Last updated June, 2019
Traceroute is an application that traces the path data takes from one computer to another. Basically, a traceroute is a map that shows what stops or locations that data must pass through in order to go from one computer to another.
Important: To be an effective troubleshooting tool, the traceroute needs to be run from a computer experiencing the problem while the problem is occurring.
To Run a Traceroute in Windows
The command application (cmd.exe) is used to run a traceroute on Windows. Launching it is slightly different depending on your version of Windows:
- In Windows 7:
- click on the Start menu
- type “cmd” and press Enter to get a command prompt.
- In Windows 8:
- move your mouse to the bottom-left corner of the screen to bring up the Start icon.
- Right-click on Start and select Run.
- Then type “command” and press Enter to launch the application.
- Alternatively, you can type “command” into the Search field in the Charms menu after moving your mouse to the lower right corner of your desktop.
- In Windows 10, type “command” into the search menu and press Enter for a command prompt.
To run the traceroute, type:
into the command prompt, where “domainname.com” is the name of the server to which you are having difficulty connecting.
The traceroute may take only a few seconds or a few minutes. Typically, the closer you are to the server, geographically, the more quickly the traceroute will complete.
To Run a Traceroute in Mac OS X
If you have a Mac, you can use the built-in network tools to run a traceroute.
- Launch Spotlight (with ⌘+ SPACE or by clicking on the magnifying glass in your menu) to search for and launch Network Utility.
- Select the Traceroute tab and enter the hostname or domain name.

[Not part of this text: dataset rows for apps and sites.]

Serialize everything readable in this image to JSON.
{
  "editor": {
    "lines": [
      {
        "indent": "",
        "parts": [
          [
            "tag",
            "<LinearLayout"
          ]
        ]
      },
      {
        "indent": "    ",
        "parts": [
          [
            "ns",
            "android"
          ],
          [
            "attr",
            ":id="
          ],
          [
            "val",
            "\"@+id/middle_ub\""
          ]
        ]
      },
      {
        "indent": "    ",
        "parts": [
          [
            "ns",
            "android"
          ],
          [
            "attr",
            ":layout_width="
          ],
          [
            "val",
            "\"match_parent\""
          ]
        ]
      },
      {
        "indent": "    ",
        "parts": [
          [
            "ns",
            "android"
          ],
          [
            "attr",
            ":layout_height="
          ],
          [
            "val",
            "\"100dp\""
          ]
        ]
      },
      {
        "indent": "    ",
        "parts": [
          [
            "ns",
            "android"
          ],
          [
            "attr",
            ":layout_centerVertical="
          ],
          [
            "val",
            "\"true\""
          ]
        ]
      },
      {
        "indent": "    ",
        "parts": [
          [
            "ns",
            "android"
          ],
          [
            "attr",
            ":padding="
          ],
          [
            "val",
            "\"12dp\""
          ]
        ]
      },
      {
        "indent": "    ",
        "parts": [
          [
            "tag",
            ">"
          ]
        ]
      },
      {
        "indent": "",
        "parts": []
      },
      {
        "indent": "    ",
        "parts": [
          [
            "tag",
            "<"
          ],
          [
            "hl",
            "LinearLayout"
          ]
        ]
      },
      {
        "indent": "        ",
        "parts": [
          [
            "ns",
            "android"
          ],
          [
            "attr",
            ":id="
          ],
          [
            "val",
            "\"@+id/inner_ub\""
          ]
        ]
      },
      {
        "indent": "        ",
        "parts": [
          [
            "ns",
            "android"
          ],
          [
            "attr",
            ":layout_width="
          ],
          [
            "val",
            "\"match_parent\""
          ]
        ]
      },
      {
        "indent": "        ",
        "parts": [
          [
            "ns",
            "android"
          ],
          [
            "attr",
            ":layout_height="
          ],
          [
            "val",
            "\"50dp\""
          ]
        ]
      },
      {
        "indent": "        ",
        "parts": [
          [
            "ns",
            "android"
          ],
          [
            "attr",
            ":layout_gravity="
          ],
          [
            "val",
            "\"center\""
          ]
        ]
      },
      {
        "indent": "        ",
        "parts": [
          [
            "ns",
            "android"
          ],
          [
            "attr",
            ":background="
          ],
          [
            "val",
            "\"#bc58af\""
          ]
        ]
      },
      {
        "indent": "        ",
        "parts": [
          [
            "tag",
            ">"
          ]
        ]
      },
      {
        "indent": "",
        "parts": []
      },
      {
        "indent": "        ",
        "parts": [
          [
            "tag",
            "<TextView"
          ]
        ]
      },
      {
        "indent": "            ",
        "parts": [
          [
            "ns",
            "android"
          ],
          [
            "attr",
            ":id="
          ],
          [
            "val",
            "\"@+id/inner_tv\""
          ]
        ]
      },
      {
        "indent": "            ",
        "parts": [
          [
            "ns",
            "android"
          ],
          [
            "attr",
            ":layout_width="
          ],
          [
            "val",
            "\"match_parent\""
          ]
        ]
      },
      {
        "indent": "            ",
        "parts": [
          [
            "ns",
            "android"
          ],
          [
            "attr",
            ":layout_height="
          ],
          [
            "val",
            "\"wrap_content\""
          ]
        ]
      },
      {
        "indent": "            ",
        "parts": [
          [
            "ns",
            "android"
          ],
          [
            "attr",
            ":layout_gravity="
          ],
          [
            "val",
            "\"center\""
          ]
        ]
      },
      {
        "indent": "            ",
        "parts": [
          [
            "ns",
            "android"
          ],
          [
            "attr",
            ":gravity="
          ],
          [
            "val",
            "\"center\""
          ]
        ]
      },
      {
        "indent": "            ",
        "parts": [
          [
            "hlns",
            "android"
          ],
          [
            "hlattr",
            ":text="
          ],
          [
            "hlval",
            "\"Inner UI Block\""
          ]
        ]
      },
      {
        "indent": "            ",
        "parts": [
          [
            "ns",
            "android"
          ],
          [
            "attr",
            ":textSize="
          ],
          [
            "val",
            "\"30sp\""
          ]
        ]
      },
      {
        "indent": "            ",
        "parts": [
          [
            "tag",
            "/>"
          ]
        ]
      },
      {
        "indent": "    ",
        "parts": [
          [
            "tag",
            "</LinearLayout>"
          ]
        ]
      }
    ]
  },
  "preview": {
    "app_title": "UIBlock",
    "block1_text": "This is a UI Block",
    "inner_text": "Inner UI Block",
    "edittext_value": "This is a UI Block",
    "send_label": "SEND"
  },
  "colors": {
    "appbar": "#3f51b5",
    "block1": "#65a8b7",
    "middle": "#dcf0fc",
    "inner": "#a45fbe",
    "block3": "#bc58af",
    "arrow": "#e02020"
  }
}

You also can perform a traceroute from the Terminal app. Simply enter:
To Run a Traceroute in Linux
At the command line, type: